Wall Street is on edge as even the busiest malls in the country struggle with Internet shopping competition, The Wall Street Journal reported Thursday.
While malls in popular locations with loyal shoppers brought in steady profits for years while competing with online retail giants, they are just now starting to feel the strain that smaller shopping centers have felt since the boom of Internet shopping combined with two-day shipping.
Landlords are warning of slowing income growth, saying retail bankruptcies can stifle overall operating income.
Simon Property Group, for example, which owns a mall in Pennsylvania and shopping plaza in Georgia, lowered its 2019 guidance on net income to between $6.76 and $6.81 from between $7.04 and $7.14 per share, according to the Journal.
Taubman Centers Inc., which owns a mall in New Jersey and a shopping center in Los Angeles, lowered its 2019 guidance on same-property net operating income growth to between zero and 1 percent from 2 percent, the Journal reported.
Taubman Chief Operating Officer William Taubman said the September bankruptcy filing of Forever 21 -- an inexpensive retail giant that was highly popular among young, female mall-goers -- and its decision to shut down most of its store locations had a huge impact on malls like the ones owned by Taubman.
"Forever 21’s bankruptcy has disproportionately impacted 'A-malls' and Taubman Centers specifically," he said.
While top-tier malls are still able to maintain an average 90-percent occupancy rate, analysts are concerned that landlords won't be able to replace fleeing tenants as rent prices continue to rise.
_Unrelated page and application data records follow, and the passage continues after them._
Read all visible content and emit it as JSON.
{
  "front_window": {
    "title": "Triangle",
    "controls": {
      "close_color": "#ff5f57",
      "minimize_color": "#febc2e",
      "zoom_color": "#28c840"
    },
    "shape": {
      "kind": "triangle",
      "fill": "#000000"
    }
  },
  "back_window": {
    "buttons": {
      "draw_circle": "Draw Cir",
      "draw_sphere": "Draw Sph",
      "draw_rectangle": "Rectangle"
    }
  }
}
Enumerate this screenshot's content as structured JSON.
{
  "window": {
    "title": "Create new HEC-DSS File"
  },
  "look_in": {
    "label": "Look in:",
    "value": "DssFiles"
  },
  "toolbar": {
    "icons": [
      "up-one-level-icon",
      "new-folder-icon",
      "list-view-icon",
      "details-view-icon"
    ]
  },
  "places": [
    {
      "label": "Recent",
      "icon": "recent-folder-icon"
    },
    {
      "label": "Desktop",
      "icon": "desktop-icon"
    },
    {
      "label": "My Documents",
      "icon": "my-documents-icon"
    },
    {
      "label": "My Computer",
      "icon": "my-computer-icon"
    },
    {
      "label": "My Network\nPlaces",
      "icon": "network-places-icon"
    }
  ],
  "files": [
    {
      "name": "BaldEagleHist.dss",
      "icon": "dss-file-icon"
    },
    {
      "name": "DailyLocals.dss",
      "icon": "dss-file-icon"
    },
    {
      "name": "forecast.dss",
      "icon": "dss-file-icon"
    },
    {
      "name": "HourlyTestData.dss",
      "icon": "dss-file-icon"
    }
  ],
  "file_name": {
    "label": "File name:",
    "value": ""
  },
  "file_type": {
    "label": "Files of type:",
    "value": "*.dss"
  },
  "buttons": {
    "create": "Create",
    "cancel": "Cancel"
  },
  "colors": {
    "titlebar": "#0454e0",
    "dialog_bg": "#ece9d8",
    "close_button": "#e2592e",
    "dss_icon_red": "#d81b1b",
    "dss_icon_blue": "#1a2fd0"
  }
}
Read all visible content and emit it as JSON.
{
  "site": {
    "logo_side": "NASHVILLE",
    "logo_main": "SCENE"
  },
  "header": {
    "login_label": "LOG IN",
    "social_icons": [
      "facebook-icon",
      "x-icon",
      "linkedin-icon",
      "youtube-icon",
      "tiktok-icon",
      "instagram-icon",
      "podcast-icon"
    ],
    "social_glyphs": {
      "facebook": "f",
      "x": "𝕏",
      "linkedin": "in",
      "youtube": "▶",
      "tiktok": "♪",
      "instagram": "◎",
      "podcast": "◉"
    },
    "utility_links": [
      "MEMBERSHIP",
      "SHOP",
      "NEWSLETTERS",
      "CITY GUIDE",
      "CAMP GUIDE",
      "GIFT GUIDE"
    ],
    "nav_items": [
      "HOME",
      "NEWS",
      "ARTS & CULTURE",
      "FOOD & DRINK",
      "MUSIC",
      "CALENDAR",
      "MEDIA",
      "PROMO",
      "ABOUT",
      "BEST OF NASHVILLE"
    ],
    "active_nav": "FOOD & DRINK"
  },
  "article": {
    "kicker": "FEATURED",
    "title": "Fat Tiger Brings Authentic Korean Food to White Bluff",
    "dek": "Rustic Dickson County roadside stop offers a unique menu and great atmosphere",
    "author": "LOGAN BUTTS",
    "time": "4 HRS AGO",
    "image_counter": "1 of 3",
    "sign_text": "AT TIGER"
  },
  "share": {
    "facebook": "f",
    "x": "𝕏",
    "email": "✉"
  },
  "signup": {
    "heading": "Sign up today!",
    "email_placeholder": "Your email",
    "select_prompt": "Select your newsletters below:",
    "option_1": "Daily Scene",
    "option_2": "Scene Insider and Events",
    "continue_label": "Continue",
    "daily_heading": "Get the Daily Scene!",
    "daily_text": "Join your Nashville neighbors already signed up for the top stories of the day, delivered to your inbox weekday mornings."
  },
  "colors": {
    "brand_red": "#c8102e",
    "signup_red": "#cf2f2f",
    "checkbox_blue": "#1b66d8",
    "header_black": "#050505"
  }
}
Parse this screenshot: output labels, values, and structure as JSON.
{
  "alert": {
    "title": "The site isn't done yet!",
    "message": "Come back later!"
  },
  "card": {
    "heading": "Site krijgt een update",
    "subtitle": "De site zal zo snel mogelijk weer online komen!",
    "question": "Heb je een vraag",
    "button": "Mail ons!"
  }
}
Retailers that will close more than 100 locations include: Gymboree (805), Dress Barn (605) Charlotte Russe (520), Fred's (520), Family Dollar (390) and Shopko (370).